I cannot, however, appreciate Mark Waid’s attempts to sound hip and young when he is clearly neither of these things. There were a few lines here and there that sounded so awful and out of place, as though he was desperately trying to convince you that he’s “with it”. There wasn’t a terrible amount of them though, so I’ll let it slide. For the most part, he did a great job of portraying Spidey/Peter as the eternally downtrodden everyman, J. Jonah Jameson as a humorous tyrant and so on and so forth. Your basic Spider-Man tale. It’s Mark Waid: He writes a good superhero story.
Paul Azeceta draws well too. Really well. His work reminded me of Sean Phillips from Incognito if he and Mike Mignola had a baby with David Aja but the baby was a bit cleaner than any of its three (curiously male) parents, and it was a great fit for the story.

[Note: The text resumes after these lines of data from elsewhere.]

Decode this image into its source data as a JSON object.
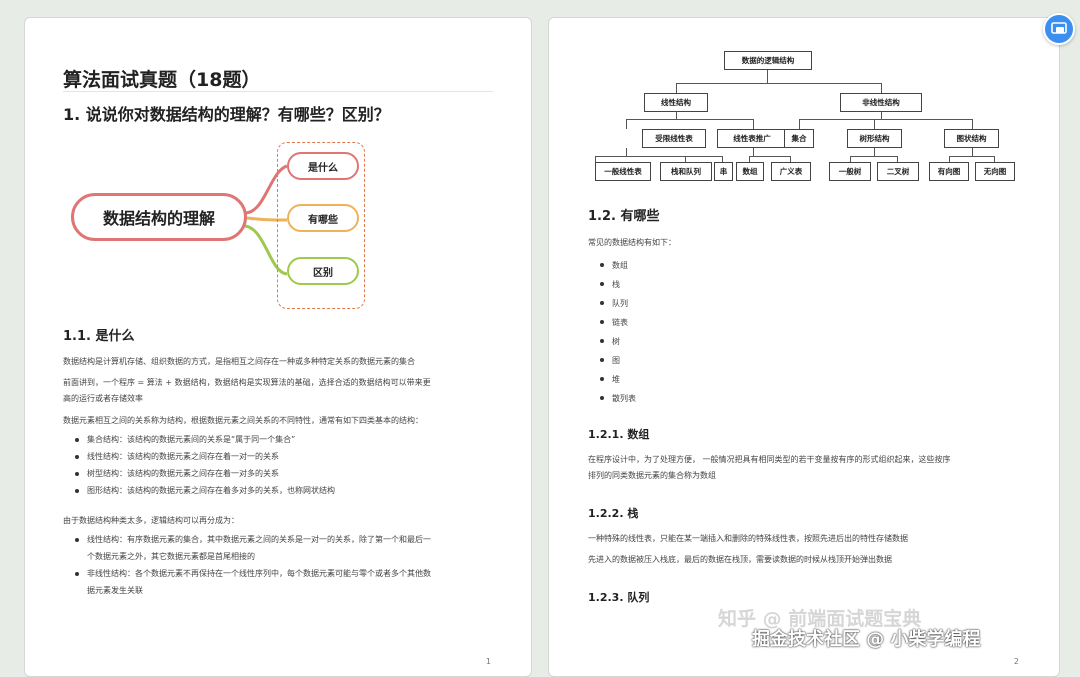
{
  "page1": {
    "doc_title": "算法面试真题（18题）",
    "h1": "1. 说说你对数据结构的理解？有哪些？区别？",
    "mindmap": {
      "center": "数据结构的理解",
      "nodes": [
        "是什么",
        "有哪些",
        "区别"
      ]
    },
    "sec_1_1": "1.1. 是什么",
    "p1": "数据结构是计算机存储、组织数据的方式，是指相互之间存在一种或多种特定关系的数据元素的集合",
    "p2a": "前面讲到，一个程序 = 算法 + 数据结构，数据结构是实现算法的基础，选择合适的数据结构可以带来更",
    "p2b": "高的运行或者存储效率",
    "p3": "数据元素相互之间的关系称为结构，根据数据元素之间关系的不同特性，通常有如下四类基本的结构：",
    "list1": [
      "集合结构：该结构的数据元素间的关系是“属于同一个集合”",
      "线性结构：该结构的数据元素之间存在着一对一的关系",
      "树型结构：该结构的数据元素之间存在着一对多的关系",
      "图形结构：该结构的数据元素之间存在着多对多的关系，也称网状结构"
    ],
    "p4": "由于数据结构种类太多，逻辑结构可以再分成为：",
    "list2a1": "线性结构：有序数据元素的集合，其中数据元素之间的关系是一对一的关系，除了第一个和最后一",
    "list2a2": "个数据元素之外，其它数据元素都是首尾相接的",
    "list2b1": "非线性结构：各个数据元素不再保持在一个线性序列中，每个数据元素可能与零个或者多个其他数",
    "list2b2": "据元素发生关联",
    "page_number": "1"
  },
  "page2": {
    "tree": {
      "root": "数据的逻辑结构",
      "l1": [
        "线性结构",
        "非线性结构"
      ],
      "l2": [
        "受限线性表",
        "线性表推广",
        "集合",
        "树形结构",
        "图状结构"
      ],
      "l3": [
        "一般线性表",
        "栈和队列",
        "串",
        "数组",
        "广义表",
        "一般树",
        "二叉树",
        "有向图",
        "无向图"
      ]
    },
    "sec_1_2": "1.2. 有哪些",
    "p_intro": "常见的数据结构有如下：",
    "list": [
      "数组",
      "栈",
      "队列",
      "链表",
      "树",
      "图",
      "堆",
      "散列表"
    ],
    "sec_1_2_1": "1.2.1. 数组",
    "p_arr1": "在程序设计中，为了处理方便， 一般情况把具有相同类型的若干变量按有序的形式组织起来，这些按序",
    "p_arr2": "排列的同类数据元素的集合称为数组",
    "sec_1_2_2": "1.2.2. 栈",
    "p_stack1": "一种特殊的线性表，只能在某一端插入和删除的特殊线性表，按照先进后出的特性存储数据",
    "p_stack2": "先进入的数据被压入栈底，最后的数据在栈顶，需要读数据的时候从栈顶开始弹出数据",
    "sec_1_2_3": "1.2.3. 队列",
    "page_number": "2"
  },
  "watermark": "掘金技术社区 @ 小柴学编程",
  "watermark_faint": "知乎 @ 前端面试题宝典",
  "colors": {
    "mind_red": "#e07575",
    "mind_orange": "#efb25a",
    "mind_green": "#9fc94e",
    "badge_blue": "#3a8ff0"
  },
  "icons": {
    "badge": "cast-icon"
  }
}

So were Dave Stewart’s colors – shadowy and moody when dealing with Electro and sufficiently bright and poppy when the Webhead hit the scene.
I thought it was a good issue of Spider-Man. Of all the writers currently working on the character, Mark Waid has a good handle on the “classic approach” to Spider-Man. But the star of this show was Max Dillon. While I’m not yet completely convinced that this is an “all new Electro”, the opening of the story showed promise. I’m a big fan of Rhino, Mysterio and Sandman, so I’m looking forward to subsequent chapters.
And I appreciated the use of current events in the storyline and the way in which Waid used them. I’m sure that in Electro’s head, he really is a victim of the system and something of a hero now. It all came out in the story without Waid having to beat you over the head with it. Electro’s just a common thug looking to take advantage of a situation and if it makes him look good and Spider-Man look bad - all the better.
Oh yeah, there was a backup story too that I didn’t really care much for one way or the other. It was about the Black Cat. Been there, done that. Yawn.